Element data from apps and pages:
---------------
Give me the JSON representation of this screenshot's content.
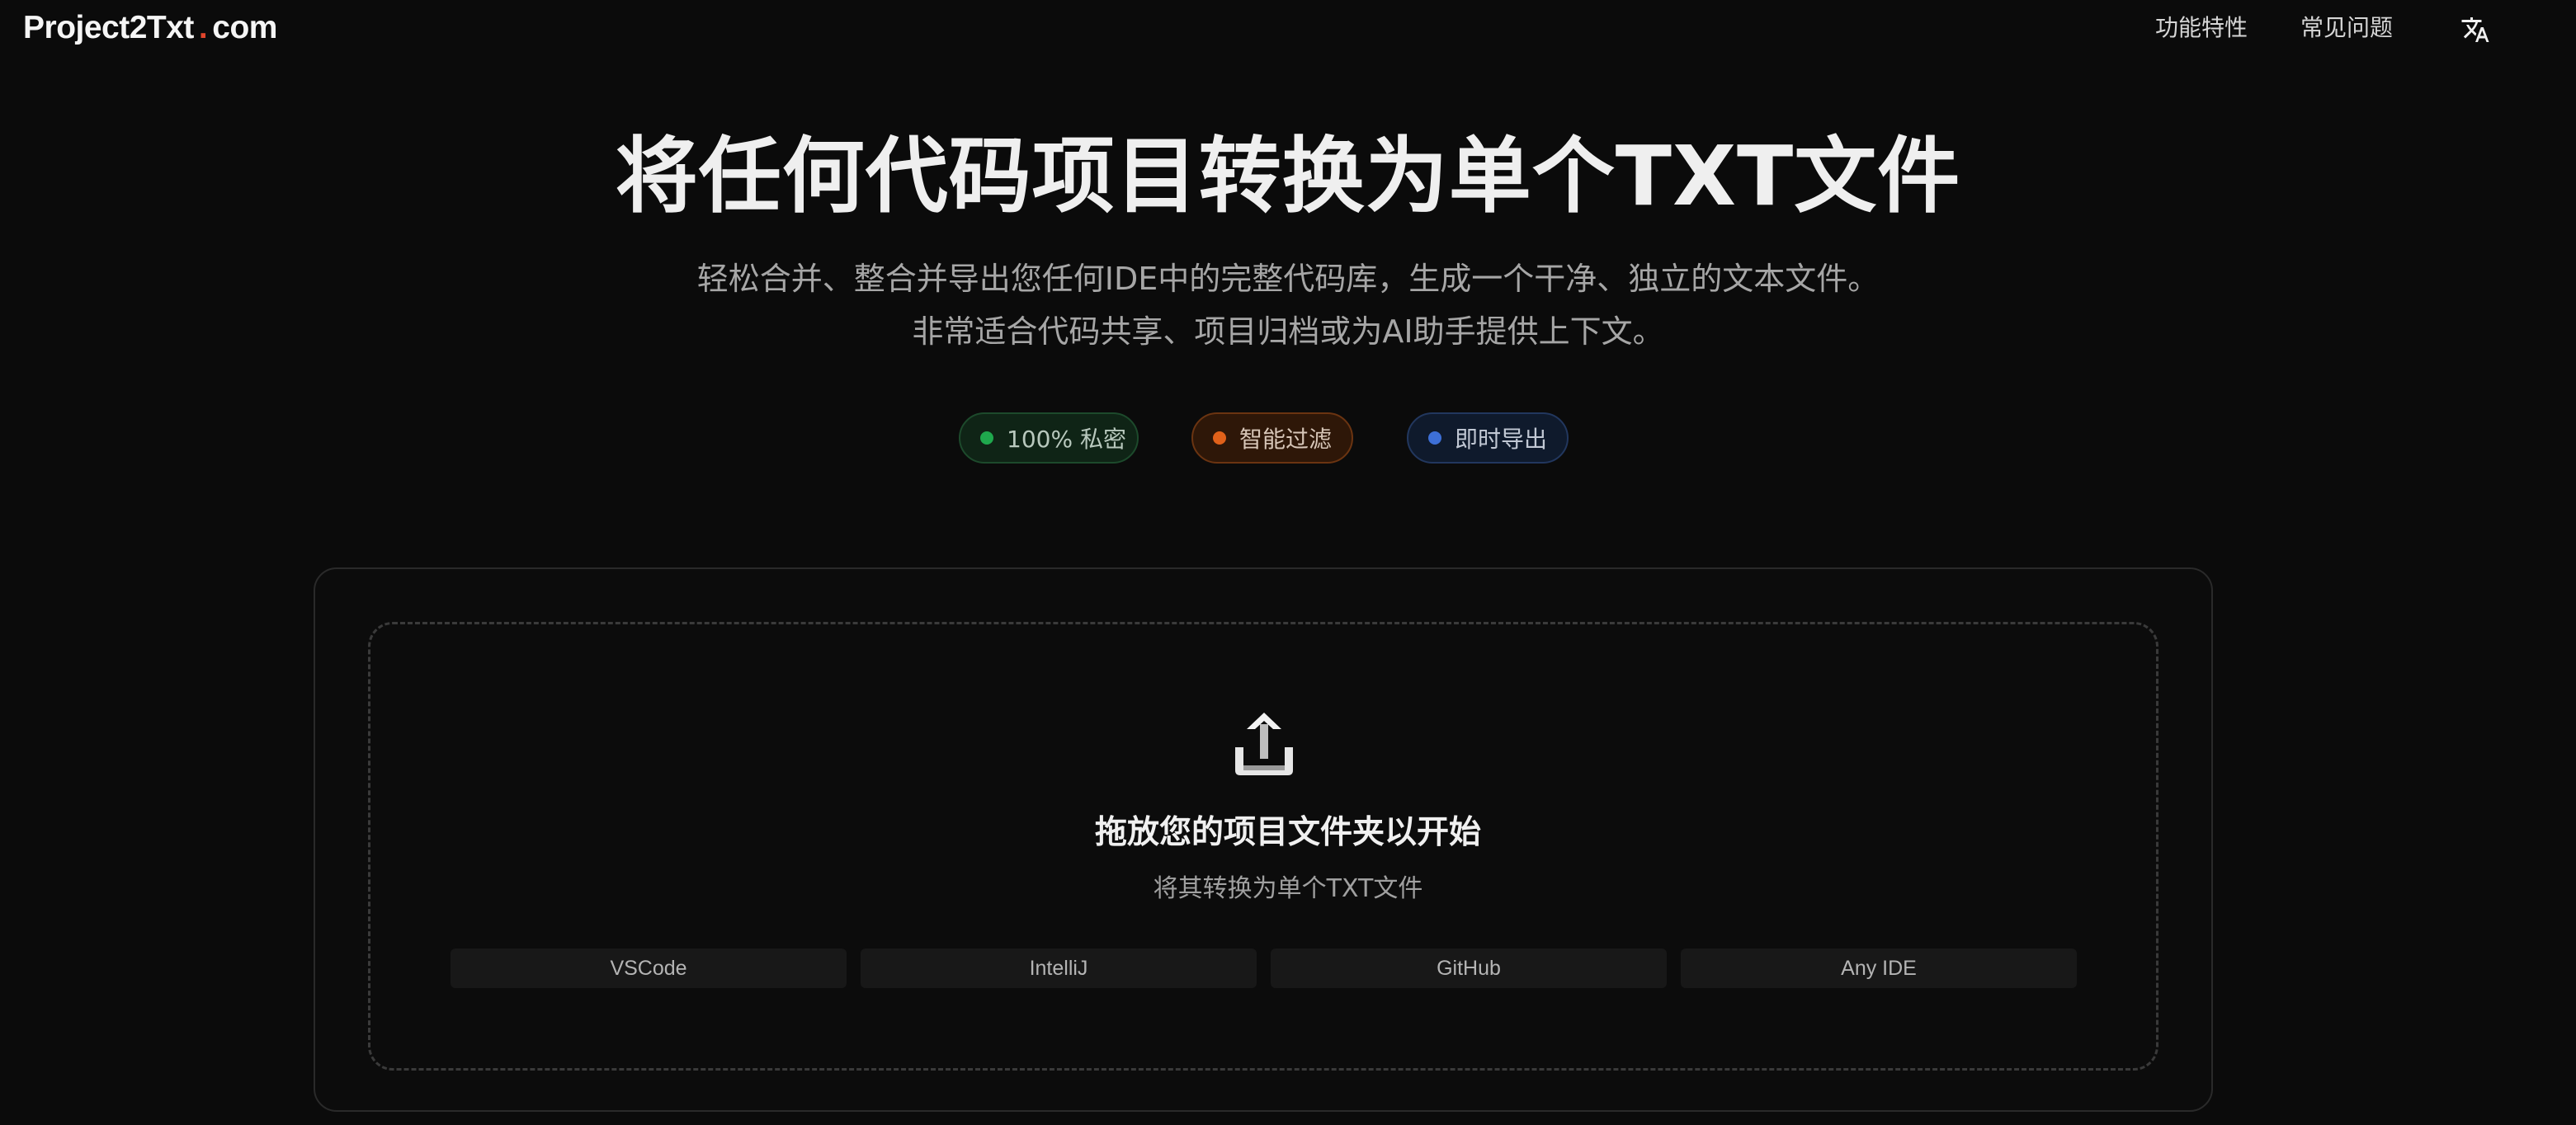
{
  "header": {
    "logo": {
      "name": "Project2Txt",
      "dot": ".",
      "tld": "com",
      "dot_color": "#e0452b"
    },
    "nav": [
      {
        "label": "功能特性"
      },
      {
        "label": "常见问题"
      }
    ],
    "language_icon": "translate-icon"
  },
  "hero": {
    "title": "将任何代码项目转换为单个TXT文件",
    "subtitle_line1": "轻松合并、整合并导出您任何IDE中的完整代码库，生成一个干净、独立的文本文件。",
    "subtitle_line2": "非常适合代码共享、项目归档或为AI助手提供上下文。",
    "badges": [
      {
        "label": "100% 私密",
        "dot_color": "#1fa84d"
      },
      {
        "label": "智能过滤",
        "dot_color": "#e0611a"
      },
      {
        "label": "即时导出",
        "dot_color": "#3d6fd6"
      }
    ]
  },
  "upload": {
    "icon": "upload-icon",
    "title": "拖放您的项目文件夹以开始",
    "subtitle": "将其转换为单个TXT文件",
    "ide_list": [
      "VSCode",
      "IntelliJ",
      "GitHub",
      "Any IDE"
    ]
  }
}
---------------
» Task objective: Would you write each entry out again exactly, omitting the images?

» Response:
Give me the JSON representation of this screenshot's content.
{
  "header": {
    "logo": {
      "name": "Project2Txt",
      "dot": ".",
      "tld": "com",
      "dot_color": "#e0452b"
    },
    "nav": [
      {
        "label": "功能特性"
      },
      {
        "label": "常见问题"
      }
    ],
    "language_icon": "translate-icon"
  },
  "hero": {
    "title": "将任何代码项目转换为单个TXT文件",
    "subtitle_line1": "轻松合并、整合并导出您任何IDE中的完整代码库，生成一个干净、独立的文本文件。",
    "subtitle_line2": "非常适合代码共享、项目归档或为AI助手提供上下文。",
    "badges": [
      {
        "label": "100% 私密",
        "dot_color": "#1fa84d"
      },
      {
        "label": "智能过滤",
        "dot_color": "#e0611a"
      },
      {
        "label": "即时导出",
        "dot_color": "#3d6fd6"
      }
    ]
  },
  "upload": {
    "icon": "upload-icon",
    "title": "拖放您的项目文件夹以开始",
    "subtitle": "将其转换为单个TXT文件",
    "ide_list": [
      "VSCode",
      "IntelliJ",
      "GitHub",
      "Any IDE"
    ]
  }
}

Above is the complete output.